TASK DETAILS:
Leave no line out; reproduce the listing exactly.

SOURCE RECORDS:
──────────────────────────────

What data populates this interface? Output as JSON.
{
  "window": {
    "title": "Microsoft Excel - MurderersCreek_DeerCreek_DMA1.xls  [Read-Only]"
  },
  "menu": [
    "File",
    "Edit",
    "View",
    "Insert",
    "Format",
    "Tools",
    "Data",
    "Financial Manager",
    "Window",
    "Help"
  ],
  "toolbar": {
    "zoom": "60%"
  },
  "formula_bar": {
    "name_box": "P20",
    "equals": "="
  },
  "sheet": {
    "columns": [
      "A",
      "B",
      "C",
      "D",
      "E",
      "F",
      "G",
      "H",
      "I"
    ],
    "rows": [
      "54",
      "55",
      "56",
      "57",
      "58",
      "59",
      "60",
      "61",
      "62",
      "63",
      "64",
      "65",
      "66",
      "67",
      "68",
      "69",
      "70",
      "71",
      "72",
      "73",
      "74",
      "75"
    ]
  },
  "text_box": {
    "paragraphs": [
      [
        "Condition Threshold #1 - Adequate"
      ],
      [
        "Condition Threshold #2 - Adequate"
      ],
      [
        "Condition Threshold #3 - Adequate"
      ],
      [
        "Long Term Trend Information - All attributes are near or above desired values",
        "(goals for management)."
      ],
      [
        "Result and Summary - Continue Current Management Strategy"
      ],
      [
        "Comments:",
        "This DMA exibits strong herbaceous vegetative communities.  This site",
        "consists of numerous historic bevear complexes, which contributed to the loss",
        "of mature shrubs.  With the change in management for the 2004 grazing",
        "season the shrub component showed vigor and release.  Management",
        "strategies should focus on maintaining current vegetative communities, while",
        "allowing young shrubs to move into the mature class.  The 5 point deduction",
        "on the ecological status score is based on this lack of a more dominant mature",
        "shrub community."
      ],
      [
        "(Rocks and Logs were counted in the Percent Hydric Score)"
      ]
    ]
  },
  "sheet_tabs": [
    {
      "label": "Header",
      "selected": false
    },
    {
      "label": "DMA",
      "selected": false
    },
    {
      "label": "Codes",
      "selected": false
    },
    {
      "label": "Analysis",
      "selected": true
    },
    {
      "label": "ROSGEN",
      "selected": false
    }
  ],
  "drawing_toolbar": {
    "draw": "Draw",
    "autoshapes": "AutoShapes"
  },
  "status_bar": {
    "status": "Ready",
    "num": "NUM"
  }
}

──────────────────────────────

REPLY:
What data populates this interface? Output as JSON.
{
  "window": {
    "title": "Microsoft Excel - MurderersCreek_DeerCreek_DMA1.xls  [Read-Only]"
  },
  "menu": [
    "File",
    "Edit",
    "View",
    "Insert",
    "Format",
    "Tools",
    "Data",
    "Financial Manager",
    "Window",
    "Help"
  ],
  "toolbar": {
    "zoom": "60%"
  },
  "formula_bar": {
    "name_box": "P20",
    "equals": "="
  },
  "sheet": {
    "columns": [
      "A",
      "B",
      "C",
      "D",
      "E",
      "F",
      "G",
      "H",
      "I"
    ],
    "rows": [
      "54",
      "55",
      "56",
      "57",
      "58",
      "59",
      "60",
      "61",
      "62",
      "63",
      "64",
      "65",
      "66",
      "67",
      "68",
      "69",
      "70",
      "71",
      "72",
      "73",
      "74",
      "75"
    ]
  },
  "text_box": {
    "paragraphs": [
      [
        "Condition Threshold #1 - Adequate"
      ],
      [
        "Condition Threshold #2 - Adequate"
      ],
      [
        "Condition Threshold #3 - Adequate"
      ],
      [
        "Long Term Trend Information - All attributes are near or above desired values",
        "(goals for management)."
      ],
      [
        "Result and Summary - Continue Current Management Strategy"
      ],
      [
        "Comments:",
        "This DMA exibits strong herbaceous vegetative communities.  This site",
        "consists of numerous historic bevear complexes, which contributed to the loss",
        "of mature shrubs.  With the change in management for the 2004 grazing",
        "season the shrub component showed vigor and release.  Management",
        "strategies should focus on maintaining current vegetative communities, while",
        "allowing young shrubs to move into the mature class.  The 5 point deduction",
        "on the ecological status score is based on this lack of a more dominant mature",
        "shrub community."
      ],
      [
        "(Rocks and Logs were counted in the Percent Hydric Score)"
      ]
    ]
  },
  "sheet_tabs": [
    {
      "label": "Header",
      "selected": false
    },
    {
      "label": "DMA",
      "selected": false
    },
    {
      "label": "Codes",
      "selected": false
    },
    {
      "label": "Analysis",
      "selected": true
    },
    {
      "label": "ROSGEN",
      "selected": false
    }
  ],
  "drawing_toolbar": {
    "draw": "Draw",
    "autoshapes": "AutoShapes"
  },
  "status_bar": {
    "status": "Ready",
    "num": "NUM"
  }
}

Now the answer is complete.